The question ishow this fixed time span affects the cognitive time period in which the viewerassimilates and accommodates the object of attention. These are centralquestions that a full psychology of the film will want to address. Arnheim’sand Neisser’s model of visual cognition emerges as a promising foundation forthe study of film and cognition. Thus, the study proceeded in the direction ofhaving a better view about the matter.2.6.
1.2 StatesThe film viewingexperience has been described as being like a dream state. Langer (1966) givesconcise statement of the idea of film as dream. As in a dream, she observes,the film presents an ongoing series of images and events, with the vieweralways at the center of those events. These images seem as though they are theviewer’s creation.
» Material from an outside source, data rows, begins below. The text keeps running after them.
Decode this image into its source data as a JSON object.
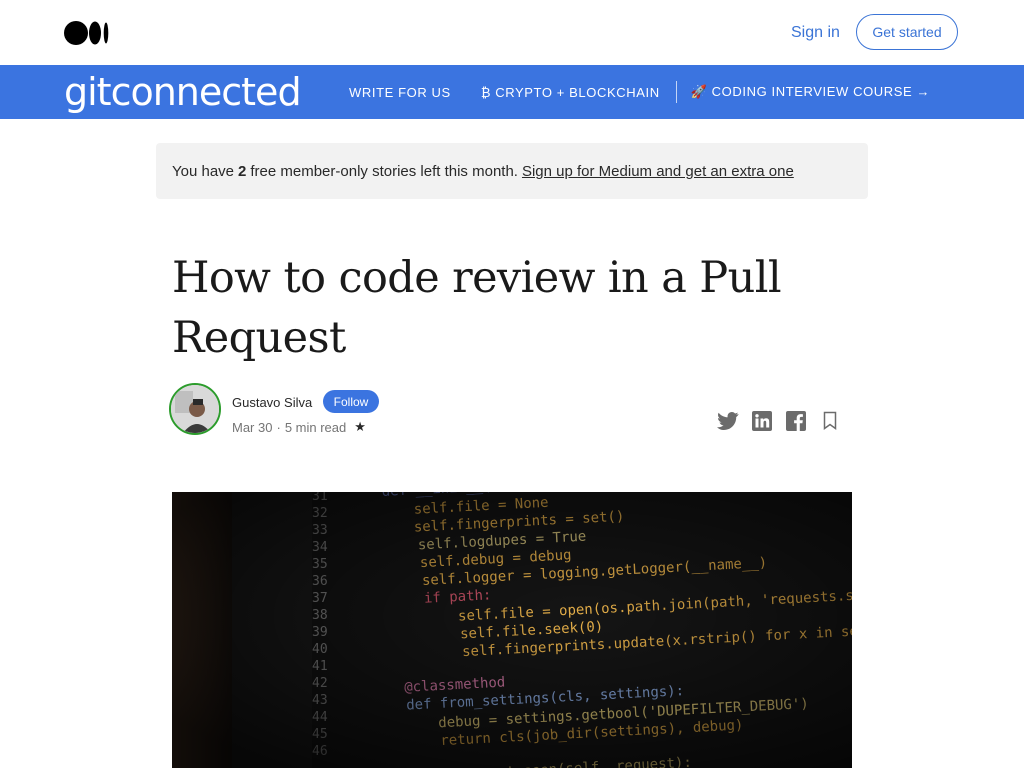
{
  "header": {
    "sign_in": "Sign in",
    "get_started": "Get started"
  },
  "publication": {
    "name": "gitconnected",
    "nav": [
      {
        "label": "WRITE FOR US"
      },
      {
        "label": "₿ CRYPTO + BLOCKCHAIN"
      },
      {
        "label": "🚀 CODING INTERVIEW COURSE →"
      }
    ]
  },
  "banner": {
    "prefix": "You have",
    "count": "2",
    "suffix": "free member-only stories left this month.",
    "link": "Sign up for Medium and get an extra one"
  },
  "article": {
    "title": "How to code review in a Pull Request",
    "author": "Gustavo Silva",
    "follow": "Follow",
    "date": "Mar 30",
    "dot": "·",
    "read_time": "5 min read",
    "star": "★"
  },
  "hero_code": {
    "line_numbers": [
      "31",
      "32",
      "33",
      "34",
      "35",
      "36",
      "37",
      "38",
      "39",
      "40",
      "41",
      "42",
      "43",
      "44",
      "45",
      "46"
    ],
    "lines": [
      "def __init__(self, path=None, debug=False):",
      "self.file = None",
      "self.fingerprints = set()",
      "self.logdupes = True",
      "self.debug = debug",
      "self.logger = logging.getLogger(__name__)",
      "if path:",
      "self.file = open(os.path.join(path, 'requests.seen'), 'a+')",
      "self.file.seek(0)",
      "self.fingerprints.update(x.rstrip() for x in self.file)",
      "",
      "@classmethod",
      "def from_settings(cls, settings):",
      "debug = settings.getbool('DUPEFILTER_DEBUG')",
      "return cls(job_dir(settings), debug)",
      "",
      "def request_seen(self, request):"
    ]
  }
}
Furthermore, as in a dream, boundaries of space and time arenot observed: series of situations are related by feeling, not by naturalproximity. Television differs cognitively from film mainly because the lack ofperipheral visual experience and image quality cannot induce the dream state sofully.Mast (1977) hasput forth a theory of film experience that shares Petric’s image of a passiveviewer overtaken by illusion. For Mast, the film is an especially convincingillusion of reality because of its dual powers of mimesis (photographicrepresentation) and kinesis (movement over time).Metz (1977) adds acautionary note, however. He poses the question of whether film viewing is likedreaming and concludes that it is not, for at least three reasons: theperception of film is real perception, not an internal psychic event; films aremore structured than dreams; and they are not as absurd.
Film, Metz concludes,is more like a daydream.126.96.36.199 KnowledgeThe visual arts ingeneral, and film in particular, possess the capacity to initiate anepistemological cycle, a cycle that begins with a symbolic presentation andends with the viewer’s cognition. The knowledge that is somehow embodied in thepresentation, and that is somehow understood through cognition, is the commonfactor throughout this cycle. The non-discursive symbols of the visual artspresent to the viewer a wider range of meaning than language can convey.
Film shares thecapacity of the arts in general to present affectively compelling presentationsof world views. Film also possesses unique representational capacities thatenable it to present additional aspects of the artist’s world view. Thetemporal and sequential nature of film allows it to organize images in a patternthat simulates the pattern of the artist’s perception and thought.For Ingarden(1973), the reader functions with the work as a co-creator of meaning. The worksuggests mental images, which the reader must objectify. The work suppliespotential meanings that are concretized by the reader’s formation of anaesthetic object.
Thephenomenological model of reading, and especially its treatment of temporalconcerns, is also applicable to film. How synthetic images are formed inresponse to a series of discrete sequential presentations, over time, is anissue common to both film and the novel. With this concern for temporalsequence comes a range of problems in the development of cognitive schema,including the interactive effects of past and future, the formation of wholesfrom parts, and the establishing of foreground and background.Humanbeings are continually constructing internal meanings at the same time that weare absorbed in retinal reality. Viewers cannot absorb cinematic images anymore than they can absorb reality.
Instead they undertake a perceptualdialogue, seeing in part what their schemas